A common misunderstanding of municipal taxation is the assumption that when the market value of property increases, a municipality will collect more tax dollars. In reality, market values are not a factor in how much a municipality collects in taxes. Municipalities determine the amount of taxes to be collected during the budget process, and if there has been any change in market values since the prior year, then that change is reflected by adjusting the tax rate.
For example, if a municipality has budgeted to collect the same amount of property taxes as the previous year and property values have increased by 10 per cent, then the tax rate will be reduced by a corresponding amount so that the municipality’s total tax revenue remains the same. This example demonstrates why it is a flawed practice to compare tax rates from year-to-year as tax rates will change depending on changes in assessment. The accurate approach is to compare year-to-year changes in the total tax dollars collected, excluding any increase in tax revenue as a result of new development.
While changes in market value will not impact a municipality’s tax revenue, it can impact an individual’s property tax bill. For example, if an individual property’s value increases by five per cent, but the average property value in the municipality increases by seven per cent, the property owner would see a lower than average tax increase. In contrast, if an individual property’s value increases by five per cent, but the average property value increases only two per cent, the property owner would see a higher than average tax increase.
Cost recovery of utility services
The cost to deliver water and wastewater services can often represent one of the largest expenditures for an urban municipality. Due to this high cost, a municipality’s approach to utility fees can have a significant impact on its taxation levels. For instance, some municipalities have adopted a full cost pricing model so that 100 per cent of utility costs are funded by utility rates. In turn, those municipalities have the potential to offer lower property tax rates. In other cases, municipalities may choose to subsidize a portion of water and wastewater service costs through property taxes, and in turn, may have lower water rates but may have higher taxes.
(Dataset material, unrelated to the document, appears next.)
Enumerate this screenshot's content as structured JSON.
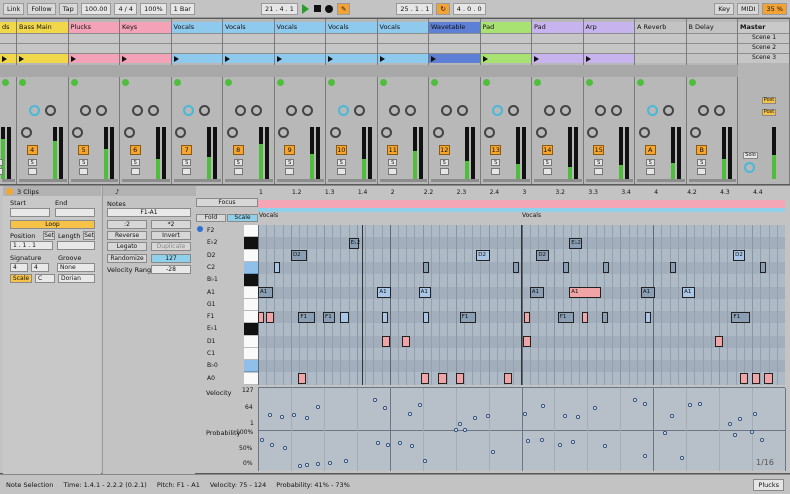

This distinction between full and partial cost pricing of utilities is worth noting because municipalities are often compared in terms of their tax rates. However, one must consider the extent to which each municipality uses fees versus taxes to fund expenses. This issue is more noteworthy when comparing rural and urban tax rates where rural municipalities are typically not responsible for water and wastewater services. In those comparisons, one must consider how much of the urban municipality’s taxes are used to fund utility services as well as other unique costs.
While the cost of water is influenced by regional factors, the extent to which municipalities fund their water and wastewater services through property taxes is also a key factor in why municipal water rates in Alberta can range from less than $1 per m3 and others are over $5 per m3.
AUMA has resources on how to plan and fund municipal water and wastewater systems as part of an overall focus on water conservation. Studies have shown that households will reduce their water consumption if municipalities install metering systems and bill users based on the volume of water used. Furthermore, if municipalities use a full cost pricing model, then residents and businesses will know the true cost of water instead of hiding a portion of that cost within property taxes. That knowledge can influence usage patterns such that users and municipalities can reduce their overall costs.
Tax implications of an annexation
When a municipality annexes land from another municipality, the terms of the annexation will generally include an agreement on how properties within the annexation area are to be taxed for a defined period of time. Each annexation agreement will be different, but agreements generally involve a restriction on tax rates unless a landowner chooses to subdivide or rezone their property, or the time limit of the agreement expires. One should refer to their local agreement for an understanding of the terms of the arrangement.